Some scientists believe the RCPs underestimate climate “forcing”—the term for the changes that push the climate system further into crisis—based on the effects of those feedback loops. Katherine Hayhoe, who directs the Climate Science Center at Texas Tech University, told Earther that though coal use is plateauing and renewables are on the rise, the world may still reach RCP8.5 because of those feedbacks.
“The emissions scenarios that were developed to go with RCP8.5 are thankfully looking like they are too high now,” she said. “But I think the forcing scenario itself is not yet off the table.”
Other scientists believe the RCP8.5 scenario is still possible because it underestimates the world’s rate of economic growth. “We cannot necessarily consider RCP8.5 to be a high emissions baseline, because of the likelihood that economic growth rates are understated in that scenario,” Peter Christensen, an assistant professor at the University of Illinois, told Earther in an email. “The implication is that baseline (no policy) emissions growth could be quite a bit higher than projected, putting an even greater importance on regulatory and other policies to reduce the future the damages associated with climate change.”
Scientists aren’t in agreement about RCP8.5. But they are in agreement that no matter how likely we are to meet it, we desperately need to stop greenhouse gas emissions as soon as possible.
“I’m not sure it matters very much,” Kate Marvel, an associate research scientist at NASA Goddard Institute for Space Studies, told Earther in an email while speaking about whether we’re on track for an RCP8.5 atmosphere or not. “[W]ithout targeted climate action, we’re almost certainly on track to blow past the Paris Agreement targets of limiting warming to 1.5 or 2 degrees C. I think the important thing to remember is that what controls the future climate isn’t physics, it’s people. We can make RCP8.5 even more implausible by cutting emissions. I think we should do that.”
Hausfather and Peters think that being clear about how likely the RCP8.5 is could help cut emissions. “Overstating the likelihood of extreme climate impacts can make mitigation seem harder than it actually is,” they wrote. “This could lead to defeatism, because the problem is perceived as being out of control and unsolvable.”

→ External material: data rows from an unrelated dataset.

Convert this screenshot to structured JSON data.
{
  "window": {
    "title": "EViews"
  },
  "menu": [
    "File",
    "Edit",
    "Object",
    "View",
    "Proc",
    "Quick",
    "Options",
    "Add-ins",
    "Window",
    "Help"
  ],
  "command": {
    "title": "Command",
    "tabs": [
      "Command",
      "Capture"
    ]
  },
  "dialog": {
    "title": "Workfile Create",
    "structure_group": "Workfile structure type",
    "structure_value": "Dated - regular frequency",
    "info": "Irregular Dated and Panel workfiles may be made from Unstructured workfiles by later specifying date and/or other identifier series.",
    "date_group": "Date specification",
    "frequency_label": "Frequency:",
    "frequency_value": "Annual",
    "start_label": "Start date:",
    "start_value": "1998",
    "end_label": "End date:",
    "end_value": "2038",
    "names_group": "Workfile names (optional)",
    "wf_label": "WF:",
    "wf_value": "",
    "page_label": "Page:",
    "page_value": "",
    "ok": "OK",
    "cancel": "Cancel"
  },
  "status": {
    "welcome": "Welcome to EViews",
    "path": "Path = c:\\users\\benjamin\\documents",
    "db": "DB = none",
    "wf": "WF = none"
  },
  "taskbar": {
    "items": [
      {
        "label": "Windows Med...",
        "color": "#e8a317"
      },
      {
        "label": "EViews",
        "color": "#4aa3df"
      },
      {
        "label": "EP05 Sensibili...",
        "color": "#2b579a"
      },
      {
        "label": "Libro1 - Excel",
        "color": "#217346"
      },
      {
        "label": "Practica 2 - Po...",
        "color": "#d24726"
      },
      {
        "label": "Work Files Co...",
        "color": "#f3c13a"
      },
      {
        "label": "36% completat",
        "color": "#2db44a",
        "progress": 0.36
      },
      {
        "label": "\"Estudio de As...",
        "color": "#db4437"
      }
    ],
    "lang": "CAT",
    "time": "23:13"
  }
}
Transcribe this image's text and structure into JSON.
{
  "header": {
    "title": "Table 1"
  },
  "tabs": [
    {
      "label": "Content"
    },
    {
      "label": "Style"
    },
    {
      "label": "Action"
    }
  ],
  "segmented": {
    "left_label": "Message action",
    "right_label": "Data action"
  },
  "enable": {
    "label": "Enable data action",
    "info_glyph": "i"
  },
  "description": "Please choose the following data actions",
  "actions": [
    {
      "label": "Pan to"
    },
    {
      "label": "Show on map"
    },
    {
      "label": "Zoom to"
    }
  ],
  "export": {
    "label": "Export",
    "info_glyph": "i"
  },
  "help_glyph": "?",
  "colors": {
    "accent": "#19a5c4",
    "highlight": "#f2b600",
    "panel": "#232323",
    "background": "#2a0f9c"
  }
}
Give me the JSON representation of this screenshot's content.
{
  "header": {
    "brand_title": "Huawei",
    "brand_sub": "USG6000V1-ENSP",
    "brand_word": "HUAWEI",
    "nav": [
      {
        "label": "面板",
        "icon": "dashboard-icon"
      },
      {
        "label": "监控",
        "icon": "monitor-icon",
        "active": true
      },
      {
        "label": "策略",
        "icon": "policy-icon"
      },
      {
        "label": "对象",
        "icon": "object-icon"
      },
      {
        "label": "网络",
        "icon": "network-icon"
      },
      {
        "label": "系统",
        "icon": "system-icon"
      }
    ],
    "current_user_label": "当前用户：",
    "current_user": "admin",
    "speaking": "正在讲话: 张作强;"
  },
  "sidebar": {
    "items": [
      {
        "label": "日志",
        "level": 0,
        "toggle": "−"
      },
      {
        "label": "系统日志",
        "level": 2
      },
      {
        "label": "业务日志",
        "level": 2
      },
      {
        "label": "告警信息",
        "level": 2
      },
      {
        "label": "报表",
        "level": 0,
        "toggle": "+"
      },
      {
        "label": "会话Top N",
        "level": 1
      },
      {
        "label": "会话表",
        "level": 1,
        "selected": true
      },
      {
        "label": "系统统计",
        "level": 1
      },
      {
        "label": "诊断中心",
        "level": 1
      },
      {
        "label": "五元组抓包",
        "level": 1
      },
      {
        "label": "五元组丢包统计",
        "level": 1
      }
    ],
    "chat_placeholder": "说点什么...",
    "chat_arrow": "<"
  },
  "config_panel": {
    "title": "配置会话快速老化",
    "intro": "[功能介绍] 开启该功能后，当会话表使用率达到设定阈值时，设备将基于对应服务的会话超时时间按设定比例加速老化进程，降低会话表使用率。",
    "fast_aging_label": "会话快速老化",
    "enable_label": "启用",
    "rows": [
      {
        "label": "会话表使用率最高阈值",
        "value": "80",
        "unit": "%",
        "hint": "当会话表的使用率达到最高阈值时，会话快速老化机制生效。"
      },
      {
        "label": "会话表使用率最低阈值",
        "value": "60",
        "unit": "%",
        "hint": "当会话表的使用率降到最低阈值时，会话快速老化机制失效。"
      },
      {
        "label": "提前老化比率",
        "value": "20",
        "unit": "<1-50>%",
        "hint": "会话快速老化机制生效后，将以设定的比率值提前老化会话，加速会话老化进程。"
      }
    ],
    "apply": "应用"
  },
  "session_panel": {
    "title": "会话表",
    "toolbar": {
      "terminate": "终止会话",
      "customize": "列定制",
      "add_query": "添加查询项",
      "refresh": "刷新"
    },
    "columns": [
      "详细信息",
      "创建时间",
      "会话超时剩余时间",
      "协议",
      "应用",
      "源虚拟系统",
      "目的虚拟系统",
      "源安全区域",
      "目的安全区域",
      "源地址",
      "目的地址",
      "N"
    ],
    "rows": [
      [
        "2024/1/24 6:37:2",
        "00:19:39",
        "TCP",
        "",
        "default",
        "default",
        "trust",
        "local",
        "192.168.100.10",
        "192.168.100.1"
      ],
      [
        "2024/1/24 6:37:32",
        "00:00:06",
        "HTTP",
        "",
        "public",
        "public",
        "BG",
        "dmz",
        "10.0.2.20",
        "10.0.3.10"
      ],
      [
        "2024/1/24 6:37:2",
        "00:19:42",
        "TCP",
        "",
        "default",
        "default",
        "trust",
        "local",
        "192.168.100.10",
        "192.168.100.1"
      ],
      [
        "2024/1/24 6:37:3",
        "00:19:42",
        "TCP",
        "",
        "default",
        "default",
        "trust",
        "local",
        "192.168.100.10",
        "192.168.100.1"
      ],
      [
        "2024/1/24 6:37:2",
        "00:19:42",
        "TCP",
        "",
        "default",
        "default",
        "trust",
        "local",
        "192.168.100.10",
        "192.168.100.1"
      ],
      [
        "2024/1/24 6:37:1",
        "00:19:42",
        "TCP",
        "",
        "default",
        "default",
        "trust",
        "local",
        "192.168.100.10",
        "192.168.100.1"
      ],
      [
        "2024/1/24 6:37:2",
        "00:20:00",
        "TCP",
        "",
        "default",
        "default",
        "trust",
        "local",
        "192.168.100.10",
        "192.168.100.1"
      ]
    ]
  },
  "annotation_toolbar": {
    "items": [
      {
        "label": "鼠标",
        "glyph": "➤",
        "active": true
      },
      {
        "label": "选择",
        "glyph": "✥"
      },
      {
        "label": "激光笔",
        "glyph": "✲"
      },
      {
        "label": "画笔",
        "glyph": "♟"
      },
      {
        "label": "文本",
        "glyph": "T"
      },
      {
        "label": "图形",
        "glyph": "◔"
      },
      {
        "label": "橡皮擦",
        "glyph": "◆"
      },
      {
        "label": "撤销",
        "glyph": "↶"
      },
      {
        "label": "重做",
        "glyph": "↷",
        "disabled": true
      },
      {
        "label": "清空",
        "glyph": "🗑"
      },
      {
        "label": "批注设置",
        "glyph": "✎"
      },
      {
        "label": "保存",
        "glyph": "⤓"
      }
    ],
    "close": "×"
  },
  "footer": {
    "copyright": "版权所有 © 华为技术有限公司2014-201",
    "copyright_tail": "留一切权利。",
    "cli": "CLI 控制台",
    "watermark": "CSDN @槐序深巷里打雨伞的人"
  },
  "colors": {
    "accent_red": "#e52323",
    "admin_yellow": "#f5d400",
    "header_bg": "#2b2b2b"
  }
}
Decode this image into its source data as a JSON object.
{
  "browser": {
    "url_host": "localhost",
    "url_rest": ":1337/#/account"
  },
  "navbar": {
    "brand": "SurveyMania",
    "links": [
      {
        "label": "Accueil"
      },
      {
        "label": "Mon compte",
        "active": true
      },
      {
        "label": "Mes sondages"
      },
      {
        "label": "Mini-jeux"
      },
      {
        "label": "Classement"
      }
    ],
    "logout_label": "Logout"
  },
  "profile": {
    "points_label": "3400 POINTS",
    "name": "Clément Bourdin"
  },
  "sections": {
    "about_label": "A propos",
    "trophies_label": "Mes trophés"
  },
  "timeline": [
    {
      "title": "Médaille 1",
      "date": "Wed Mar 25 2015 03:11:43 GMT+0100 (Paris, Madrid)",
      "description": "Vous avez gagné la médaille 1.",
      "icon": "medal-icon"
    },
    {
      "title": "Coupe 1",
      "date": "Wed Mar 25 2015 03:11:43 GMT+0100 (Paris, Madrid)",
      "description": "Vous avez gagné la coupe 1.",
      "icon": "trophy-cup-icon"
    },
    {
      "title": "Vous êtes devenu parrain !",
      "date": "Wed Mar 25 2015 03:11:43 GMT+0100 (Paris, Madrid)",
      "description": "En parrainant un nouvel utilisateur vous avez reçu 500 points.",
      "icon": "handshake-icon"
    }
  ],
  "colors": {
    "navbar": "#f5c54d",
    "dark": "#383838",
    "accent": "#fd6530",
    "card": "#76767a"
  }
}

But the most important part? “This admission does not make climate less urgent,” they wrote.